Figure 2: Dual Effects of NPD capability on organizational effectiveness
Arnett, D. B., Sandvik, I. L., & Sandvik, K. (2018). Two paths to organizational effectiveness – Product advantage and life-cycle flexibility. Journal of Business Research, 84, 285–292. https://doi.org/10.1016/j.jbusres.2017.11.010
Buganza, T., & Verganti, R. (2006). Life-Cycle Flexibility: How to Measure and Improve the Innovative Capability in Turbulent Environments. Journal of Product Innovation Management, 23(5), 393–407. https://doi.org/10.1111/j.1540-5885.2006.00212.x
Gregory, B. T., Harris, S. G., Armenakis, A. A., & Shook, C. L. (2009). Organizational culture and effectiveness: A study of values, attitudes, and organizational outcomes. Journal of Business Research, 62(7), 673–679. https://doi.org/10.1016/j.jbusres.2008.05.021
Hunt, S. D., & Duhan, D. F. (2002). Competition in the third millennium: efficiency or effectiveness? Journal of Business Research, 55(2), 97–102. https://doi.org/10.1016/S0148-2963(00)00144-2
Jiménez-Jiménez, D., & Sanz-Valle, R. (2011). Innovation, organizational learning, and performance. Journal of Business Research, 64(4), 408–417. https://doi.org/10.1016/j.jbusres.2010.09.010
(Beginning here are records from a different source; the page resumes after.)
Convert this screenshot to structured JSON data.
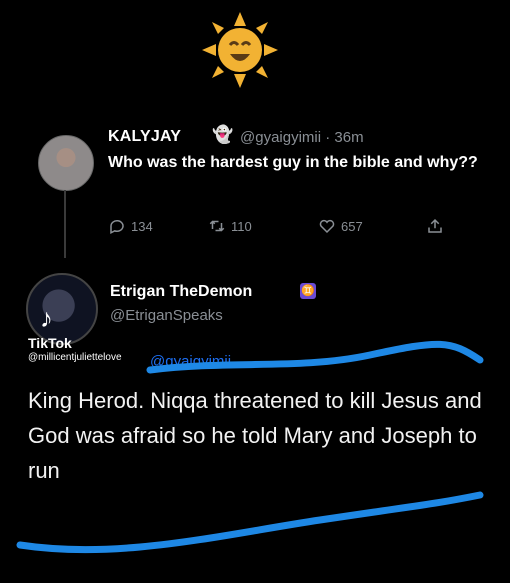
{
  "decoration": {
    "sun_emoji": "smiling-sun-icon"
  },
  "original_tweet": {
    "display_name": "KALYJAY",
    "name_emoji": "👻",
    "handle_and_time": "@gyaigyimii · 36m",
    "text": "Who was the hardest guy in the bible and why??",
    "actions": {
      "replies": "134",
      "retweets": "110",
      "likes": "657"
    }
  },
  "reply_tweet": {
    "display_name": "Etrigan TheDemon",
    "badge": "♊",
    "handle": "@EtriganSpeaks",
    "replying_to_handle": "@gyaigyimii",
    "text": "King Herod. Niqqa threatened to kill Jesus and God was afraid so he told Mary and Joseph to run"
  },
  "watermark": {
    "label": "TikTok",
    "username": "@millicentjuliettelove"
  },
  "colors": {
    "background": "#000000",
    "text": "#ffffff",
    "muted": "#8a8f95",
    "link": "#1d6ef0",
    "scribble": "#1e88e5"
  }
}
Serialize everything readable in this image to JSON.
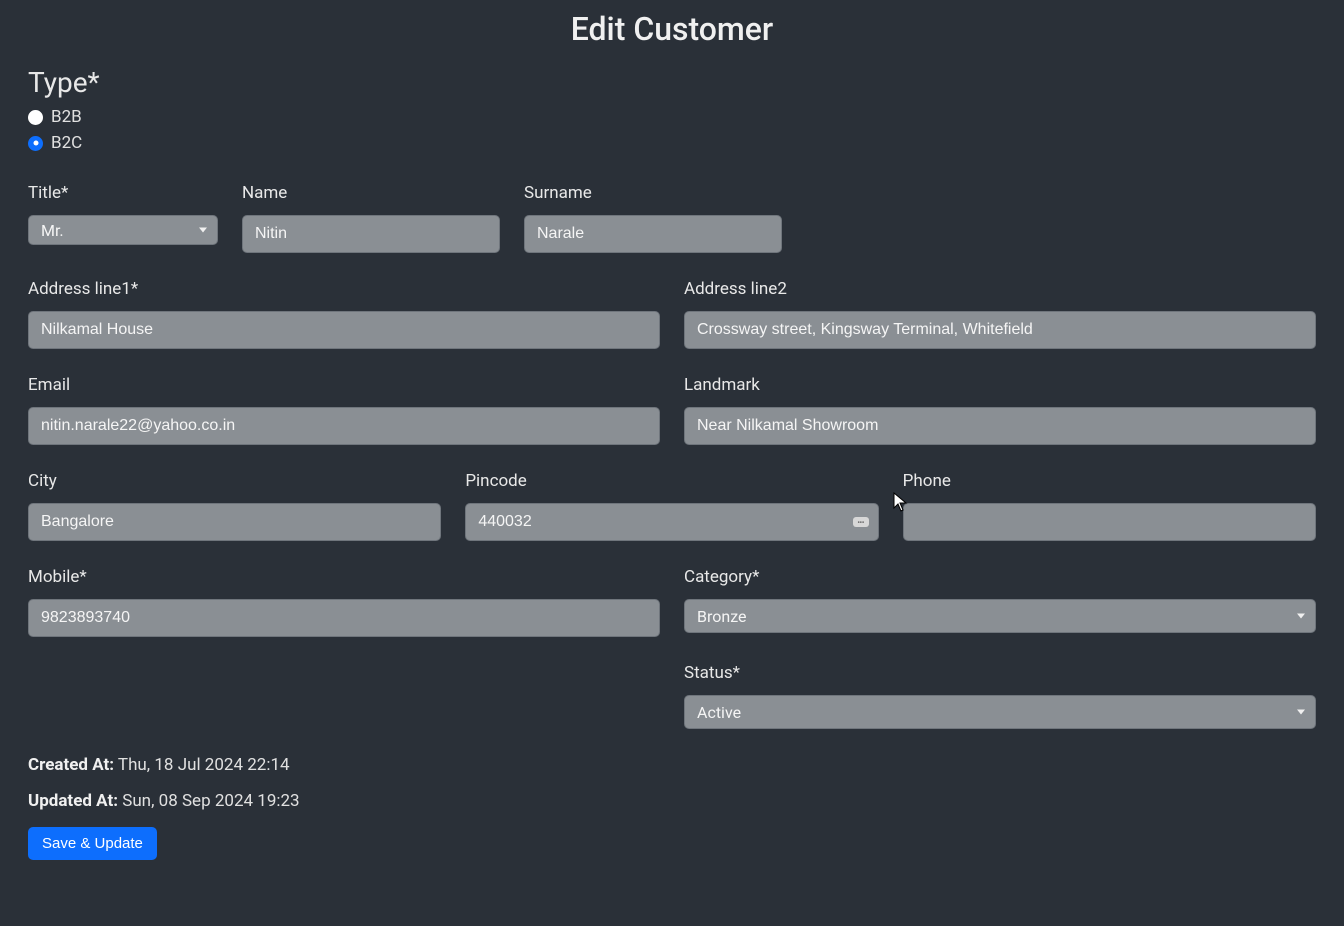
{
  "page": {
    "title": "Edit Customer"
  },
  "type": {
    "label": "Type*",
    "options": {
      "b2b": "B2B",
      "b2c": "B2C"
    },
    "selected": "b2c"
  },
  "fields": {
    "title": {
      "label": "Title*",
      "value": "Mr."
    },
    "name": {
      "label": "Name",
      "value": "Nitin"
    },
    "surname": {
      "label": "Surname",
      "value": "Narale"
    },
    "address1": {
      "label": "Address line1*",
      "value": "Nilkamal House"
    },
    "address2": {
      "label": "Address line2",
      "value": "Crossway street, Kingsway Terminal, Whitefield"
    },
    "email": {
      "label": "Email",
      "value": "nitin.narale22@yahoo.co.in"
    },
    "landmark": {
      "label": "Landmark",
      "value": "Near Nilkamal Showroom"
    },
    "city": {
      "label": "City",
      "value": "Bangalore"
    },
    "pincode": {
      "label": "Pincode",
      "value": "440032"
    },
    "phone": {
      "label": "Phone",
      "value": ""
    },
    "mobile": {
      "label": "Mobile*",
      "value": "9823893740"
    },
    "category": {
      "label": "Category*",
      "value": "Bronze"
    },
    "status": {
      "label": "Status*",
      "value": "Active"
    }
  },
  "meta": {
    "created_label": "Created At:",
    "created_value": "Thu, 18 Jul 2024 22:14",
    "updated_label": "Updated At:",
    "updated_value": "Sun, 08 Sep 2024 19:23"
  },
  "actions": {
    "save": "Save & Update"
  }
}
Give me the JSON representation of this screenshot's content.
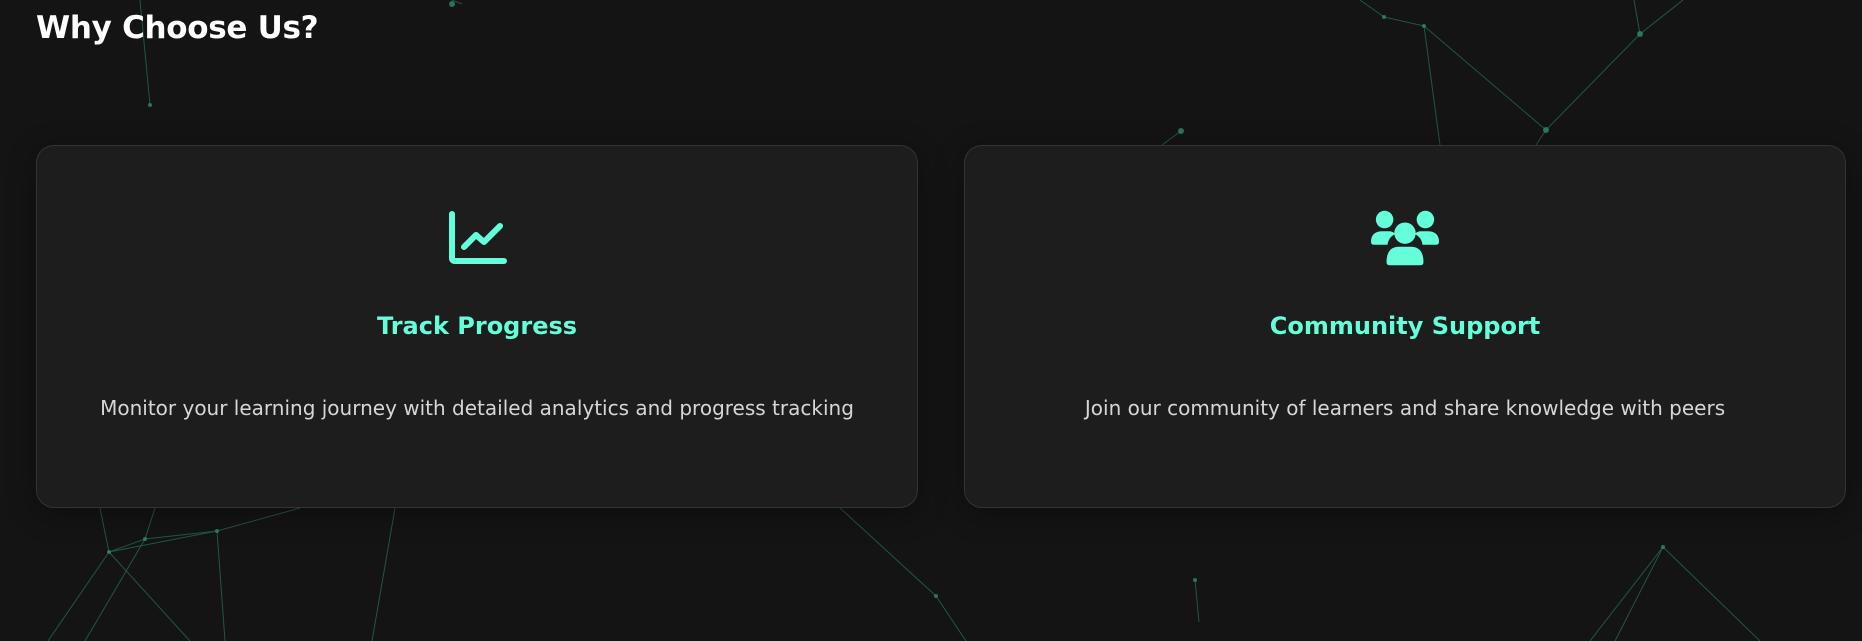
{
  "section": {
    "title": "Why Choose Us?"
  },
  "features": [
    {
      "icon": "chart-line-icon",
      "title": "Track Progress",
      "description": "Monitor your learning journey with detailed analytics and progress tracking"
    },
    {
      "icon": "users-icon",
      "title": "Community Support",
      "description": "Join our community of learners and share knowledge with peers"
    }
  ],
  "colors": {
    "background": "#141414",
    "card_background": "#1e1e1e",
    "card_border": "#343434",
    "accent": "#64ffda",
    "heading": "#ffffff",
    "body_text": "#d6d6d6",
    "network_lines": "#2e8b6d"
  }
}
Zheng, W., Yang, B., & McLean, G. N. (2010). Linking organizational culture, structure, strategy, and organizational effectiveness: Mediating role of knowledge management. Journal of Business Research, 63(7), 763–771. https://doi.org/10.1016/j.jbusres.2009.06.005